My Nexus 5 suffered a crack in the display the very week that I bought it. In fact, that happened the very day that the screen protector was to arrive from Amazon. In frustration, I merely applied the tempered glass screen protector and kept using the phone for a year!
Over that time, although the phone worked perfectly, the crack grew. By the end of the year it was something of an embarrassment, so I broke down and bought a Pixel from Google.
Some have heard me rant that the move from Nexus to Pixel was disappointing. I maintain that the Nexus phones were an outstanding value, whereas the Pixel, while a fine instrument, is just another costly device.
My experience with the Pixel has been great. It’s a big step up in performance. Nougat is nice. I really like the fingerprint unlock feature. Battery life is exemplary, at least in my use case. USB C fast-charging is ok, although I do miss wireless charging.
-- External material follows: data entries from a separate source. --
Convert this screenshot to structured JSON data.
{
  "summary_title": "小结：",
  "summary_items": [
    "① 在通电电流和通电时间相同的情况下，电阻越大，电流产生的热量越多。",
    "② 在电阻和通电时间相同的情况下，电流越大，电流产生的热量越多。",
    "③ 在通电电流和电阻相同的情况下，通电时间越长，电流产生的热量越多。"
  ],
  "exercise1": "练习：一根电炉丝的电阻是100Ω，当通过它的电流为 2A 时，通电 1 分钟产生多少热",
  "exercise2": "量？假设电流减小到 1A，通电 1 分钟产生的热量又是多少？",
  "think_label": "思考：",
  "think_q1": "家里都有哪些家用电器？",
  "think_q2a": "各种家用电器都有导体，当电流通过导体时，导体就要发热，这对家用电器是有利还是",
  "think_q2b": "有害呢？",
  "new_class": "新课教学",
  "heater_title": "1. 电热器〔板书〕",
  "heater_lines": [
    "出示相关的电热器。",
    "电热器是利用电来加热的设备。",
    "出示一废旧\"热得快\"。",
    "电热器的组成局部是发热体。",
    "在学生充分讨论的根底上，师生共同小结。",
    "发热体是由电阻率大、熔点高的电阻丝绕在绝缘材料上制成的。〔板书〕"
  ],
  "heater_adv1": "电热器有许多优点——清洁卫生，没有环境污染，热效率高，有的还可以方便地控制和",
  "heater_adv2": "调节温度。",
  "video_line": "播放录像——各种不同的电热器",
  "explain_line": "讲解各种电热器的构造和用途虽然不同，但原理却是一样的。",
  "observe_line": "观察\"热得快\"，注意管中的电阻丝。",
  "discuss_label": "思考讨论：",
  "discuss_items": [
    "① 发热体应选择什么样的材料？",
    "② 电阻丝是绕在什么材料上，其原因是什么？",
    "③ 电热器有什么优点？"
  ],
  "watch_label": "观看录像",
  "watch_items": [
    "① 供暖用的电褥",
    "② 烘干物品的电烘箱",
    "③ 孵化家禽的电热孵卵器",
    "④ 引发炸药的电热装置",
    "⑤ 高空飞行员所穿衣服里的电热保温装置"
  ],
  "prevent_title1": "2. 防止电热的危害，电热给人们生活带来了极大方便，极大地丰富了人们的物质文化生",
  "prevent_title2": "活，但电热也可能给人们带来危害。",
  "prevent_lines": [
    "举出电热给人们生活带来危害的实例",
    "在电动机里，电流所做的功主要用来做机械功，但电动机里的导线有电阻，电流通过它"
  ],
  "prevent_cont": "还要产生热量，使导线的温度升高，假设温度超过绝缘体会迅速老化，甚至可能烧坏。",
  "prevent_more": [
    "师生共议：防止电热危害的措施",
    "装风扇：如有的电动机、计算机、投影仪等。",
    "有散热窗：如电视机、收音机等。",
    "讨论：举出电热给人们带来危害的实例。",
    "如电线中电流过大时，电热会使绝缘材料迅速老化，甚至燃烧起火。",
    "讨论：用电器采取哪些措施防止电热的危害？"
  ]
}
One of the things I liked about the Nexus 5 on T-Mobile was that I enjoyed HDVoice calling to the few people I call most often. They are also T-Mobile customers, with suitably capable handsets.
This morning, for the very first time, I noticed that the Pixel indicates when it’s connected in HDVoice. I’m not sure if this indication is a new thing, or I simply never noted previously.
There aren’t too many people who get excited about HDVoice. I still do. It’ll be great we can pass HDVoice between carriers. Some say that’s happening now, but I see no evidence of it.
Earlier this year T-Mobile altered their US Simple Choice Plans to include coverage in Canada and Mexico without roaming charges. The plans eliminate roaming while out of the country, but also eliminate international long distance when calling Canada and Mexico. Further, they include “4G LTE data in Canada & Mexico.” Since we go to Canada to visit family at least once a year the new plan sounded quite useful.
Change is hard…
Last month we made our annual trek to the Great White North. While making plans an associate, who is also a T-Mobile customer, recommended that I call T-Mobile and make sure that we had the correct plan. Failure to do so would result in us incurring the usual roaming charges for platinum-plated voice and data service while travelling.
On the very eve of our departure I remembered to call T-Mobile and make the change to the account. In fact, I called from the airport (IAH) while we were awaiting the departure of our initial flight to Toronto.
Of course, I called the from my mobile phone. The automated system advised that there would be some on-hold time, and I could opt to have them call me back, which I did. The callback took about ten minutes.
Continue reading “User Experience: T-Mobile’s Continental Plans”
On occasion I can be impulsive. This combined with the fact that my two-year Nexus 4 has been troublesome of late, left me open to suggestion. When Dave Michels offered an invitation to order a OnePlus One I jumped at the opportunity.
I ordered the OnePlus One largely without investigated it’s details. That’s unusual for me, even in an impulsive moment. The Nexus 4 has been behaving like a two-year-old…pitching fits, and generally not doing what it should. There have been numerous times when it would spontaneously reboot. Other times a call would come it, but it would not ring. If I was lucky I’d see the screen light up. Then yet other times I’d answer a call and there’d be no audio at all. That situation would persist until it was rebooted.
The One+ One seems like a suitable replacement. It would run on T-Mobile’s HSPA+ and LTE networks. It wasn’t as large a Nexus 6. And at $349 for the 64 GB version stipulated in the invitation, it was priced right.
Continue reading “Initial Thoughts on the OnePlus One Android Phone”